- _Materials provided_:
◆ ◆ ◆ ◆

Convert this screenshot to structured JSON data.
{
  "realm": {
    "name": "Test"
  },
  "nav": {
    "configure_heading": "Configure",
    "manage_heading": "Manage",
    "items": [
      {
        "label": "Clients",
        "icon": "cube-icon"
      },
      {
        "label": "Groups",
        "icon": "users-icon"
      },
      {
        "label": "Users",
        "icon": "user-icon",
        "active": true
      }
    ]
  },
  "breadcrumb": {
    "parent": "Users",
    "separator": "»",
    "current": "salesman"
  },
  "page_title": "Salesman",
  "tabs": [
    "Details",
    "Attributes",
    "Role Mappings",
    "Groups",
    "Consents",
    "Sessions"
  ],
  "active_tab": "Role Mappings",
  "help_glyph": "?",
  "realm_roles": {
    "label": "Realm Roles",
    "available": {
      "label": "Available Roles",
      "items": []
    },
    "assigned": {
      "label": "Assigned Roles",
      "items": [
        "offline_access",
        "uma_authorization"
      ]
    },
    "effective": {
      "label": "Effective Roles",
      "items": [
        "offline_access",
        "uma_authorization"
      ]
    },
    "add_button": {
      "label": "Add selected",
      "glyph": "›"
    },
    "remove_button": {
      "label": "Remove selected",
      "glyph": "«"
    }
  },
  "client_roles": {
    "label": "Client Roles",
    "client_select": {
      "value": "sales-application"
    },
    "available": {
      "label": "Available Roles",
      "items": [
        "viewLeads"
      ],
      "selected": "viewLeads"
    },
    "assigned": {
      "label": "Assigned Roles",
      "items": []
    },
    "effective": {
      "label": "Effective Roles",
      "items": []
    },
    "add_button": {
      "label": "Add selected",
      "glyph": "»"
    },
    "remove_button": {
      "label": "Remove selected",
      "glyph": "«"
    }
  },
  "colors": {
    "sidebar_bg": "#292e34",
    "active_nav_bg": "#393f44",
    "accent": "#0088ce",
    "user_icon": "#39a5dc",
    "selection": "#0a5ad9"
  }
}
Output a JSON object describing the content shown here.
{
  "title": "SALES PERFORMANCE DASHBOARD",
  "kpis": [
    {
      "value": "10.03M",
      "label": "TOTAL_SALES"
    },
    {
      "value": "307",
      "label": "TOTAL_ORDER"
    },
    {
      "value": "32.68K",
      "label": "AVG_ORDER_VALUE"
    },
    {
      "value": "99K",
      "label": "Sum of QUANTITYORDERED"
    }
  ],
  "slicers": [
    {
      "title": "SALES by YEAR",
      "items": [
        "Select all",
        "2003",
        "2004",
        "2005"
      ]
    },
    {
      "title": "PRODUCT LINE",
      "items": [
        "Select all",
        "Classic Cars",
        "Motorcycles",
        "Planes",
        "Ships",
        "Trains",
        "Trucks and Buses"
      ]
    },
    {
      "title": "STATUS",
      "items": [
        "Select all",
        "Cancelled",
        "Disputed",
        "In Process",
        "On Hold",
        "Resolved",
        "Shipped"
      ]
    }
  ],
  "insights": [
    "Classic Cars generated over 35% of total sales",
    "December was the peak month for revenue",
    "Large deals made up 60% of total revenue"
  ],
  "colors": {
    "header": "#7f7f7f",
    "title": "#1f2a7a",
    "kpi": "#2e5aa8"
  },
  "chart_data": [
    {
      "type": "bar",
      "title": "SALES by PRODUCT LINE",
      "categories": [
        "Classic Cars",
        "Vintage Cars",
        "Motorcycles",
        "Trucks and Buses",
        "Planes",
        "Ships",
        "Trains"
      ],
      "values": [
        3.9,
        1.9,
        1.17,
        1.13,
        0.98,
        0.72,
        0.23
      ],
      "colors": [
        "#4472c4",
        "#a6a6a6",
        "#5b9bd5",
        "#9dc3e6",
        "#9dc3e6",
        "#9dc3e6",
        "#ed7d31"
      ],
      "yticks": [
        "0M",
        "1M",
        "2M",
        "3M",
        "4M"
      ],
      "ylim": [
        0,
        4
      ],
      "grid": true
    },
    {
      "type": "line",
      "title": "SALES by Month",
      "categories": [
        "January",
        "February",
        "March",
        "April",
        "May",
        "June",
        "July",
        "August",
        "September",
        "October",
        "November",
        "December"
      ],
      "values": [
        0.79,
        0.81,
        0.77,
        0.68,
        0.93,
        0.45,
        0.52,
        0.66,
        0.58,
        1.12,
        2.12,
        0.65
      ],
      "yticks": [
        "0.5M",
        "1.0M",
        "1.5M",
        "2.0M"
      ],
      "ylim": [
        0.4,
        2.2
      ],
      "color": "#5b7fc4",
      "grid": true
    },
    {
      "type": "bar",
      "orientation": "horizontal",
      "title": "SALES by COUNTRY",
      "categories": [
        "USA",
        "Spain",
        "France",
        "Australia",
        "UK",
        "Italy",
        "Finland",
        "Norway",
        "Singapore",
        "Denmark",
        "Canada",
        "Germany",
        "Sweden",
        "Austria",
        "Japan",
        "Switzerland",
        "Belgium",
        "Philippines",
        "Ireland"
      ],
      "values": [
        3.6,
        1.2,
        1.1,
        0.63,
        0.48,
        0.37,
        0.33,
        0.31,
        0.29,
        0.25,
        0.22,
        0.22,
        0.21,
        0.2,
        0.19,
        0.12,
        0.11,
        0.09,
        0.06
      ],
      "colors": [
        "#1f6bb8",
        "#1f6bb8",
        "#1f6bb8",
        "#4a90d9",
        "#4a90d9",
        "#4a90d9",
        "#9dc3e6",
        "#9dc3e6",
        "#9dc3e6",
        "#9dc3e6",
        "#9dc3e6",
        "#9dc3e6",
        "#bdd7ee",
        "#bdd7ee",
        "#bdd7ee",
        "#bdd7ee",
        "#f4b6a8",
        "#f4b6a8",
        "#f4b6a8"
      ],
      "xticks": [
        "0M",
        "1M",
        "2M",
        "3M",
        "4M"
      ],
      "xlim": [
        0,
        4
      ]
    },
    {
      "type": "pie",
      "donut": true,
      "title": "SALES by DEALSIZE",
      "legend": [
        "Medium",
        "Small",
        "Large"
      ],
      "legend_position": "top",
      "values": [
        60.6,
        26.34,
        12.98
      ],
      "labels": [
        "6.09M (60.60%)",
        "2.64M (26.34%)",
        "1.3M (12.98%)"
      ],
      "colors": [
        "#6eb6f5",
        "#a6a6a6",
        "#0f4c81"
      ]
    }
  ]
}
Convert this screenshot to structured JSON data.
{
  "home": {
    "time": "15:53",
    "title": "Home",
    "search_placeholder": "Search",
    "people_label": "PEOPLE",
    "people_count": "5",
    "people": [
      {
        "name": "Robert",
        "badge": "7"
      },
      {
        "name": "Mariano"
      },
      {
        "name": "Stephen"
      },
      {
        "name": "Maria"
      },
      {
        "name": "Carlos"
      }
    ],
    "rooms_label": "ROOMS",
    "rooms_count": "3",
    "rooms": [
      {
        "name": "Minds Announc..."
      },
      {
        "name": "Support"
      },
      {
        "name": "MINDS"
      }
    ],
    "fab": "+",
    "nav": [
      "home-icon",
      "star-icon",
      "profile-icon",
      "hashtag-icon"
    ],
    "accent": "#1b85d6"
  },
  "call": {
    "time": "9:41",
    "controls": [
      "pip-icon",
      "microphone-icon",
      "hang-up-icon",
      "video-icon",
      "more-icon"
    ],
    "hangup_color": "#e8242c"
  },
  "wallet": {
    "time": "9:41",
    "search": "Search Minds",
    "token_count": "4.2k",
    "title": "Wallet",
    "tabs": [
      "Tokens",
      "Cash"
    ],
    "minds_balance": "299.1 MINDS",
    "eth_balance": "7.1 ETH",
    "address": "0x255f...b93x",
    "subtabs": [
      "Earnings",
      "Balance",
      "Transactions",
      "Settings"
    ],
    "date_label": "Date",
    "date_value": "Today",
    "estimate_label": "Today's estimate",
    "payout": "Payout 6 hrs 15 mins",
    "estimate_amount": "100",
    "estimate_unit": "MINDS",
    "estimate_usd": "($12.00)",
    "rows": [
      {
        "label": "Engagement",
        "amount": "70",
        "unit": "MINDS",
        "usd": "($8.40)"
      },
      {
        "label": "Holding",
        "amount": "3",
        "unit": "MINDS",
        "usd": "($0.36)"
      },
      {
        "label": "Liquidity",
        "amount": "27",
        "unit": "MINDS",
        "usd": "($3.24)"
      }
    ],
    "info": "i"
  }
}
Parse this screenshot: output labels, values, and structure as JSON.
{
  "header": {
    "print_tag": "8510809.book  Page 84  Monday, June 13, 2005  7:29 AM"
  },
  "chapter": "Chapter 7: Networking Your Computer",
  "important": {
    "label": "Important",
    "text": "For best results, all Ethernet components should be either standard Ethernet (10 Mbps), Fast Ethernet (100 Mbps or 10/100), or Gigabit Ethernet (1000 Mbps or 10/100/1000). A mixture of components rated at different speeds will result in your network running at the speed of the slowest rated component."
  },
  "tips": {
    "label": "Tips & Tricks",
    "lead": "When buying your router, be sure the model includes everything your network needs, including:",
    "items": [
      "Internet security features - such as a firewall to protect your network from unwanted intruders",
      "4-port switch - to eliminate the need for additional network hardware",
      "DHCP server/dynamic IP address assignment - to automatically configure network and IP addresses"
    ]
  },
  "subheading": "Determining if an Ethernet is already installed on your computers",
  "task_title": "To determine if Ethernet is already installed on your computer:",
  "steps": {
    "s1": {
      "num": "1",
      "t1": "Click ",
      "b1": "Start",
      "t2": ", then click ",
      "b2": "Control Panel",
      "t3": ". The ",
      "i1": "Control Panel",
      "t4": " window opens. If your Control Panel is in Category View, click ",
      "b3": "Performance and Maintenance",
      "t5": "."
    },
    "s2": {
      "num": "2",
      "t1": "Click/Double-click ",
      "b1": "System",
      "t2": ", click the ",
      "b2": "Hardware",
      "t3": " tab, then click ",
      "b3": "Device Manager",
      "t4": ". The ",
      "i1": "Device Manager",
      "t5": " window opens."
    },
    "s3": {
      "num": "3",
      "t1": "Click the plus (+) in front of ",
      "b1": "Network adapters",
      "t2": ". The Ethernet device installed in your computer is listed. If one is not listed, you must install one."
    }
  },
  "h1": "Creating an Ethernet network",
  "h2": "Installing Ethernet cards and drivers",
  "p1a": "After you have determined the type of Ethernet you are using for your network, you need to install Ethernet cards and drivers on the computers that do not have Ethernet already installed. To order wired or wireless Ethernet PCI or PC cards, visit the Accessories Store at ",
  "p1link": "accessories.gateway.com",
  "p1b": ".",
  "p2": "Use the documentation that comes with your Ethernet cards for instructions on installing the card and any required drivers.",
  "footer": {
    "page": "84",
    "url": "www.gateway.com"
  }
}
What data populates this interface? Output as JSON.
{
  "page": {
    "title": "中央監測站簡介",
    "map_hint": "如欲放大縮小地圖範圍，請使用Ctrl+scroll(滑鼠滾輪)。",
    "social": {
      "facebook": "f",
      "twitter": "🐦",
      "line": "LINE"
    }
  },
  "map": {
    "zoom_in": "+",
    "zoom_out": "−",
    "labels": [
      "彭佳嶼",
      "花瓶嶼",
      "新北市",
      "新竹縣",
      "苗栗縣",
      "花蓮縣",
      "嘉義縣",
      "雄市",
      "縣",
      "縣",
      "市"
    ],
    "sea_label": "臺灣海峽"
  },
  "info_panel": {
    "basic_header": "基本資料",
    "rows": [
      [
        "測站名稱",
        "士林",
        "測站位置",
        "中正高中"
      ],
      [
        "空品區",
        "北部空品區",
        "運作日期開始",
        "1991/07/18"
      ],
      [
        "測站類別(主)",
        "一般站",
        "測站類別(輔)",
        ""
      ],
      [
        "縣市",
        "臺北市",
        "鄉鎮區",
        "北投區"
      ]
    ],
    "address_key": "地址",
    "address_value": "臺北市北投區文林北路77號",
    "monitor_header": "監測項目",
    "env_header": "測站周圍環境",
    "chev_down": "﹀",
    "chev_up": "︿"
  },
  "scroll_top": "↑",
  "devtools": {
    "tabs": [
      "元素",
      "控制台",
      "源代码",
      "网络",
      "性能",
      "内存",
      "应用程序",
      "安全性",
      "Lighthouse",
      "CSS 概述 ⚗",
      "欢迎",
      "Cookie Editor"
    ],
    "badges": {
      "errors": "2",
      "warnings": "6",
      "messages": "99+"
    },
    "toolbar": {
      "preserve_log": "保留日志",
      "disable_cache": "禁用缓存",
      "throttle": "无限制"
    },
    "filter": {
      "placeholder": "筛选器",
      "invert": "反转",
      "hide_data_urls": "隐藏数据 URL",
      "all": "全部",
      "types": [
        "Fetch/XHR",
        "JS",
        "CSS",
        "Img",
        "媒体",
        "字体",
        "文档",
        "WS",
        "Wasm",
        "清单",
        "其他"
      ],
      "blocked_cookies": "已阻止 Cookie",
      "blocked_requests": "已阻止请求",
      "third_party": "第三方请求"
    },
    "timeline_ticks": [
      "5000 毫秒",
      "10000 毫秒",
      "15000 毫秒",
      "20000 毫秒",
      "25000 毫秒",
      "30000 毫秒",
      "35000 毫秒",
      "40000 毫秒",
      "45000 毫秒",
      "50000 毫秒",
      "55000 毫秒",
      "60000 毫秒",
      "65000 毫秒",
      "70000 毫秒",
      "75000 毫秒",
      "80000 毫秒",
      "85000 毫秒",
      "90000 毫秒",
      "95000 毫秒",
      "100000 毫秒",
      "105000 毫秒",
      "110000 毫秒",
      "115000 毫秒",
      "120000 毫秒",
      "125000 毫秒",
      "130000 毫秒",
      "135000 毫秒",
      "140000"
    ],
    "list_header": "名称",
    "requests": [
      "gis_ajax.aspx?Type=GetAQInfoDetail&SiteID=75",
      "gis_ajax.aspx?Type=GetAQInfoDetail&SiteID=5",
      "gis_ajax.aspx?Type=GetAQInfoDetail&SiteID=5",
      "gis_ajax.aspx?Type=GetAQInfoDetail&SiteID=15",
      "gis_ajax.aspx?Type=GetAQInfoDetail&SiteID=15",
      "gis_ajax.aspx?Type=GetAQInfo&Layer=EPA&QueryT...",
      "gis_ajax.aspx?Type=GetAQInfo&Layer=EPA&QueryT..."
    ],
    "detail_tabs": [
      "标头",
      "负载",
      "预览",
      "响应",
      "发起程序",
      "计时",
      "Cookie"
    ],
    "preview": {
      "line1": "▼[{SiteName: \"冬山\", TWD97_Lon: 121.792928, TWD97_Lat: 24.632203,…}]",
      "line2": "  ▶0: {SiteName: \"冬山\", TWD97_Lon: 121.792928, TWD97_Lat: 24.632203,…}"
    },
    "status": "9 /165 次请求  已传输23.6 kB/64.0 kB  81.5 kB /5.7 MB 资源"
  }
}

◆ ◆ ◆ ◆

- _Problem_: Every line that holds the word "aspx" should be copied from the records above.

- _Solution_:
      "gis_ajax.aspx?Type=GetAQInfoDetail&SiteID=75",
      "gis_ajax.aspx?Type=GetAQInfoDetail&SiteID=5",
      "gis_ajax.aspx?Type=GetAQInfoDetail&SiteID=5",
      "gis_ajax.aspx?Type=GetAQInfoDetail&SiteID=15",
      "gis_ajax.aspx?Type=GetAQInfoDetail&SiteID=15",
      "gis_ajax.aspx?Type=GetAQInfo&Layer=EPA&QueryT...",
      "gis_ajax.aspx?Type=GetAQInfo&Layer=EPA&QueryT..."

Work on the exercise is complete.